In our look at the latest Chelsea-related news stories from the media, Fikayo Tomori talks about his England debut, John Mikel Obi spills the beans on the work ethics of a former team-mate in training and Stan Collymore offers some advice to Mason Mount on how can become an automatic starter for England.
These stories are samples pulled from external media sources. They do not represent the views or position of Chelsea Football Club.
Tomori on his ‘mad’ year
According to the Mirror, Fikayo Tomori can scarcely believe how matters have progressed for him in the past year as he has gone from playing on loan in the Championship to becoming a full England international.
The 21-year-old summed up his feelings after he made his senior debut for the Three Lions in Kosovo on Sunday.
‘It’s pretty mad,’ said the centre-back who spent last season at Derby County with Chelsea team-mate Mason Mount.
‘If you told me 12 months ago that I’d make my England debut, I’d probably have looked at you funny because it just seemed so far away
‘I think if you asked Mason the same question, I think he’d have been a bit, not weirded out, but a bit confused.
‘Obviously he got called up last year but the fact he’s played now and scored a goal, whereas 12 months ago he was in the Championship – it’s a crazy journey.’
While Tomori’s appearance in Pristina means he is no longer eligible to represent either Canada or Nigeria at international level, the defender said he had no doubt about his allegiance to England.
‘Once I got the call from England last month it was pretty much finalised, it was just about making my cap,’ said Tomori.
‘People still talked about the fact I hadn’t played and could still switch but it never really crossed my mind.
‘As a little kid you want to make your debut for England.

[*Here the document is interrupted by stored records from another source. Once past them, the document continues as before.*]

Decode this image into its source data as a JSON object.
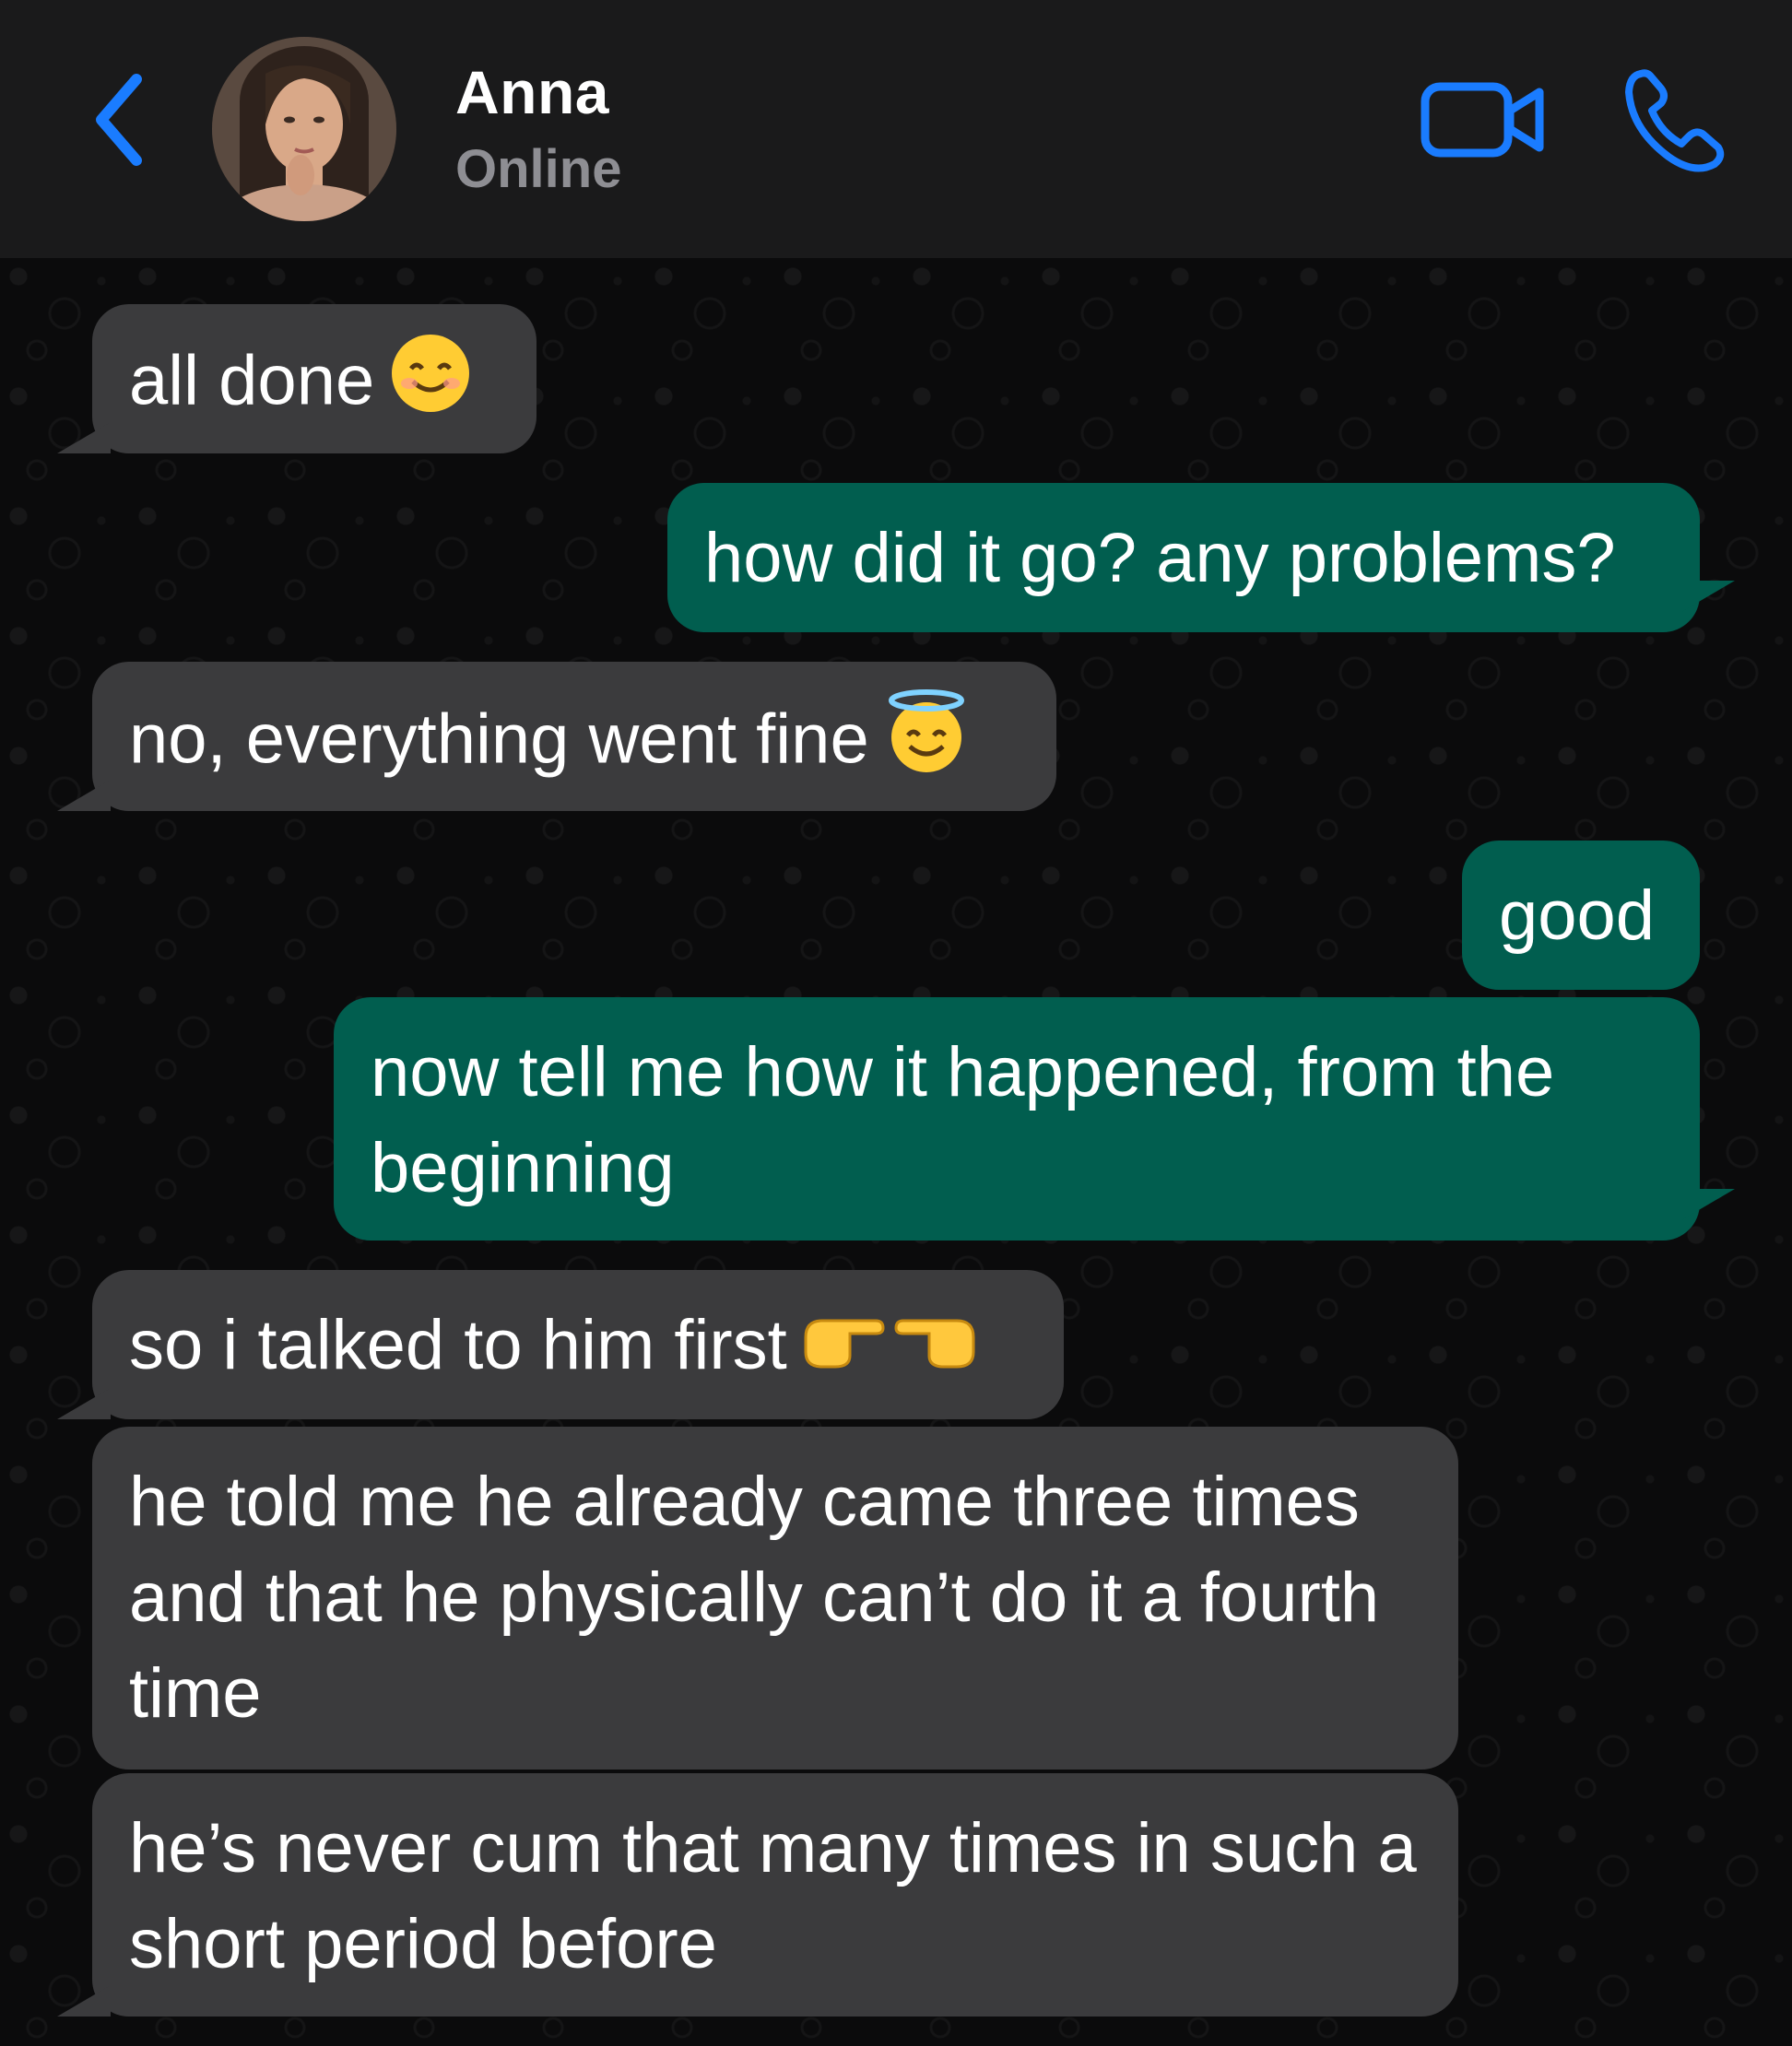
{
  "header": {
    "contact_name": "Anna",
    "status": "Online",
    "accent_color": "#1a7cff",
    "icons": [
      "back-chevron-icon",
      "video-camera-icon",
      "phone-icon"
    ]
  },
  "messages": [
    {
      "direction": "incoming",
      "text": "all done",
      "emoji": "smiling-face-icon"
    },
    {
      "direction": "outgoing",
      "text": "how did it go? any problems?"
    },
    {
      "direction": "incoming",
      "text": "no, everything went fine",
      "emoji": "halo-face-icon"
    },
    {
      "direction": "outgoing",
      "text": "good"
    },
    {
      "direction": "outgoing",
      "text": "now tell me how it happened, from the beginning"
    },
    {
      "direction": "incoming",
      "text": "so i talked to him first",
      "emoji": "pointing-hands-icon"
    },
    {
      "direction": "incoming",
      "text": "he told me he already came three times and that he physically can’t do it a fourth time"
    },
    {
      "direction": "incoming",
      "text": "he’s never cum that many times in such a short period before"
    }
  ],
  "colors": {
    "incoming_bubble": "#3b3b3d",
    "outgoing_bubble": "#015e4f",
    "header_bg": "#1a1a1b",
    "chat_bg": "#0b0b0c"
  }
}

To get into the squad was one thing but then your debut is another thing so obviously it was a very proud moment for me.’
Mikel on former team-mates’ work ethics in training
Speaking to BEin Sports in Turkey, former Chelsea midfielder John Mikel Obi has named Frank Lampard as his hardest-working former team-mate while pointing a finger at Eden Hazard as the least diligent in training.
The Nigerian, who is now playing for Turkish side Trabzonsport, replied without hesitation when he was asked to name the hardest working player he has played alongside.
‘Frank Lampard,’ said the 31-year-old, who played alongside the current Chelsea head coach for eight seasons from 2006 to 2014.
He also had little doubt when asked to name the team-mate who didn’t put in the strongest of efforts during training sessions.
‘The laziest player I have played alongside is Eden Hazard,’ he added.
‘Hazard has an incredible talent, maybe not as good as [Lionel] Messi, but he can do whatever he wants with the ball at his feet.
‘He didn't like to train hard. While we were working he was waiting for us to finish training just standing there. But on Sundays he was always man of the match, it was unbelievable.’
Collymore doesn’t want Mount to change
In his column in the Mirror, Stan Collymore has said Mason Mount needs to ignore his critics in order to fulfil his potential and become an England regular.
The former striker stated his admiration for the Chelsea midfielder after he watched him score his first goal for the Three Lions in the 4-0 win at Kosovo on Sunday.
‘Mason Mount isn’t far from being an automatic starter for England now and if he continues his -current trajectory, a big ¬summer lies ahead,’ said Collymore.
‘At 20, Mount is now at a pivotal point in his career and my hope is that he changes absolutely nothing about his game in the months and years ahead.
‘The key message to Mount is not to get confused and to just keep improving. He needs to continue ¬getting involved in play by running off a striker and ¬joining the attack when crosses are put into the box.
‘He is a phenomenal, classic box-to-box goal¬scoring ¬midfielder and we need to ¬encourage him to perfect that role.
‘Hopefully, Mount already knows the benchmarks he is working towards and for ¬Chelsea and England it’s vital nothing, or no one, blows him off course.’